Data about app and page elements:
________________________
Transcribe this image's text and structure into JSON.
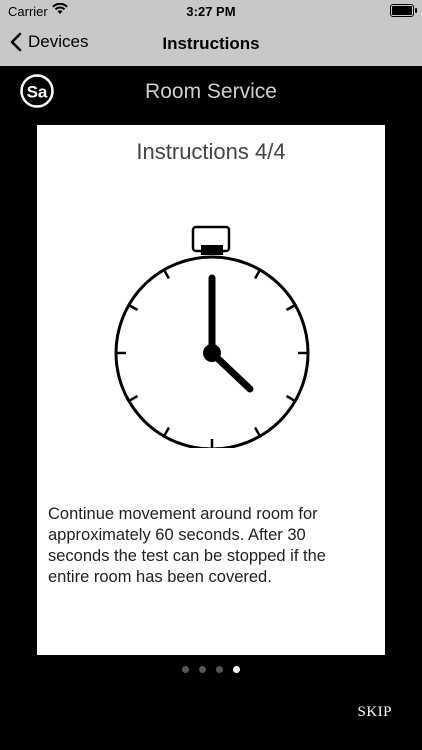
{
  "status_bar": {
    "carrier": "Carrier",
    "time": "3:27 PM"
  },
  "nav": {
    "back_label": "Devices",
    "title": "Instructions"
  },
  "header": {
    "logo_text": "Sa",
    "title": "Room Service"
  },
  "card": {
    "title": "Instructions 4/4",
    "text": "Continue movement around room for approximately 60 seconds. After 30 seconds the test can be stopped if the entire room has been covered."
  },
  "pager": {
    "total": 4,
    "current": 4
  },
  "skip_label": "SKIP",
  "icons": [
    "wifi-icon",
    "battery-icon",
    "back-chevron-icon",
    "logo-icon",
    "stopwatch-icon"
  ],
  "colors": {
    "nav_background": "#c8c8c8",
    "background": "#000000",
    "card": "#ffffff",
    "active_dot": "#ffffff",
    "inactive_dot": "#555555"
  }
}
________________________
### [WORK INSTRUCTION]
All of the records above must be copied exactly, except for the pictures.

### [SOLUTION FOR THIS EXERCISE]
Transcribe this image's text and structure into JSON.
{
  "status_bar": {
    "carrier": "Carrier",
    "time": "3:27 PM"
  },
  "nav": {
    "back_label": "Devices",
    "title": "Instructions"
  },
  "header": {
    "logo_text": "Sa",
    "title": "Room Service"
  },
  "card": {
    "title": "Instructions 4/4",
    "text": "Continue movement around room for approximately 60 seconds. After 30 seconds the test can be stopped if the entire room has been covered."
  },
  "pager": {
    "total": 4,
    "current": 4
  },
  "skip_label": "SKIP",
  "icons": [
    "wifi-icon",
    "battery-icon",
    "back-chevron-icon",
    "logo-icon",
    "stopwatch-icon"
  ],
  "colors": {
    "nav_background": "#c8c8c8",
    "background": "#000000",
    "card": "#ffffff",
    "active_dot": "#ffffff",
    "inactive_dot": "#555555"
  }
}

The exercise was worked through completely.